All but a dozen Democrats have signed on, and perhaps half of the holdouts may yet do so. At least four look destined to vote “no” because they cited the GOP arguments in opposing the somewhat narrower version of ENDA the House passed in 2007. They are John Barrow of Georgia, Mike McIntyre of North Carolina and Nick J. Rahall II of West Virginia — all looking at tight races in swing districts in 2014 — plus Daniel Lipinski of Illinois.
That breadth of Democratic support would still require advocates to find about two dozen Republican votes, or about 10 percent of members. That’s a tall order in a GOP conference where many more members are more concerned about primary challenges from their right than about winning general elections in the center. And Boehner maintains he won’t call up the bill, even if it secures enough commitments to pass.
That situation is why one of the tactics under increased discussion would be replicating what happened in 2010 with the repeal of the “don’t ask, don’t tell” restrictions on gays in the military: Working to attach ENDA to a must-pass bill with considerable Republican support, such as the annual defense authorization measure, and gambling that enough conservatives would rather swallow the gay rights language than imperil the Pentagon budget.
Only five Republicans are co-sponsoring the stand-alone bill so far. And only one of those is in a competitive race where social policy liberalism looks to work to his benefit: Chris Gibson, who’s running for a third term in a Hudson Valley and Catskill Mountains district of New York. President Barack Obama carried that district by 6 points.
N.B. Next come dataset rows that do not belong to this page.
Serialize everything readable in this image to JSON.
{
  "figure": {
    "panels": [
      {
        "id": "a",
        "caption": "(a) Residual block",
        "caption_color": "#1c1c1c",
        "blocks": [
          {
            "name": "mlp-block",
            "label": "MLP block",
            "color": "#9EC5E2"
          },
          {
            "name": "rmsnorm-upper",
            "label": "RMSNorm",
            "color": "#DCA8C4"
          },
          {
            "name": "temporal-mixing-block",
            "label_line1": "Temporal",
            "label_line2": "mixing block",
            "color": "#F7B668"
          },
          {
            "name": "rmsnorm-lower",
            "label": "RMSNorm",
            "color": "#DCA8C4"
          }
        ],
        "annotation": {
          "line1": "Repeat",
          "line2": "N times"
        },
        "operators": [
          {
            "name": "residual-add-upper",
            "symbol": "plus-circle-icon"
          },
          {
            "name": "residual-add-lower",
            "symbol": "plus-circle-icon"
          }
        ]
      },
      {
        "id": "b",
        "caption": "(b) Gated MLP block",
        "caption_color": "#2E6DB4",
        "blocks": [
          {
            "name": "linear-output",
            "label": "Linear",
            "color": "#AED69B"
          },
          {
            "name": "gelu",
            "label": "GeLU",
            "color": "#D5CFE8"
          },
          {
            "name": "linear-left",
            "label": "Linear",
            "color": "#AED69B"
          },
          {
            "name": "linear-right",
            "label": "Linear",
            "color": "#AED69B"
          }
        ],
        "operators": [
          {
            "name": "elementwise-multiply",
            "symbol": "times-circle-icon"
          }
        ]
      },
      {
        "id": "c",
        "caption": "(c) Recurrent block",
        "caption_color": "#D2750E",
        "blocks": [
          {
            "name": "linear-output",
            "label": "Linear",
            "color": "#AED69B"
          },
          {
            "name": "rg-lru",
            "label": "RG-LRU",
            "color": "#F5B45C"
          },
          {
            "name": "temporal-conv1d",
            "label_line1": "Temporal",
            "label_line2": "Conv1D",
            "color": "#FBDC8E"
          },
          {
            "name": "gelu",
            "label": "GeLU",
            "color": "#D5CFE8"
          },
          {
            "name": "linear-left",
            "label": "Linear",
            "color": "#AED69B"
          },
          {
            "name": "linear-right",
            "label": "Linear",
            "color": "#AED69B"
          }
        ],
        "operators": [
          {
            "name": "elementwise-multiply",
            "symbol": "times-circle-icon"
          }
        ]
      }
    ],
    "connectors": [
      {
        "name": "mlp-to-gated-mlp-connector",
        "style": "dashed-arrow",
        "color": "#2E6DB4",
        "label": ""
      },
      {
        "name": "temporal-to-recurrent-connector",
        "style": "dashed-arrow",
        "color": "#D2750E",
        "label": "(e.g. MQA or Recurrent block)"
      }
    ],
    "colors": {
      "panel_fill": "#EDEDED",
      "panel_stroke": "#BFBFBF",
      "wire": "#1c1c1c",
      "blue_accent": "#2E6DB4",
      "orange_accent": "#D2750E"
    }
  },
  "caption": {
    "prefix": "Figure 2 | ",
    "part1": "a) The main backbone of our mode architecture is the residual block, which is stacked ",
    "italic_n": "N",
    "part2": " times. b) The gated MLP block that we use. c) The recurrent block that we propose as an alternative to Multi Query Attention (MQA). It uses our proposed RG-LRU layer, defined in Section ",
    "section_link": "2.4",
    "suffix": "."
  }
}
Gibson is running against Democrat Sean Eldridge, who is married to Facebook co-founder Chris Hughes and has spent much of his career as an advocate for marriage equality.
The other four GOP backers are centrist Jon Runyan of central New Jersey, libertarian-tinged Richard Hanna of upstate New York and two of the veteran moderates who voted for the narrower bill six years ago: Ileana Ros-Lehtinen of Florida and Charlie Dent of Pennsylvania.
Ten other Republicans remain from that group, including Budget chairman and 2008 vice presidential nominee Paul D. Ryan of Wisconsin, National Republican Congressional Committee Chairman Greg Walden of Oregon, House Administration Chairwoman Candice S. Miller of Michigan, incoming Defense Appropriations Subcommittee Chairman Rodney Frelinghuysen of New Jersey, and Boehner confidant Pat Tiberi of Ohio.
All of them have signaled opposition to this year’s iteration because it would extend federal job bias protections to transgender people, whom the 2007 bill did not mention in a calculated effort by its sponsors to boost the GOP vote total. While 35 Republicans voted “yes,” only a handful of the 25 Democrats who voted “no” said they did so to protest the bill’s lack of inclusiveness.
Among those Democrats was Maine’s Michael H. Michaud, who revealed he is gay Monday in an op-ed published by two of the state’s biggest newspapers — a response, he said, to the “whisper campaigns, insinuations and push-polls” of his opponents in next year’s race for governor.
Dropping the transgender provision now doesn’t look to be on the table, for several reasons: A bill including that clause is going to get decent GOP support in the Senate. Taking the language out won’t unlock a surge of GOP support in the House, because most of those members still view the bill as an affront to family values and free enterprise.
What’s more, the gay rights community now looks united behind a strategy of waiting for the comprehensive victory it is confident will come before too long.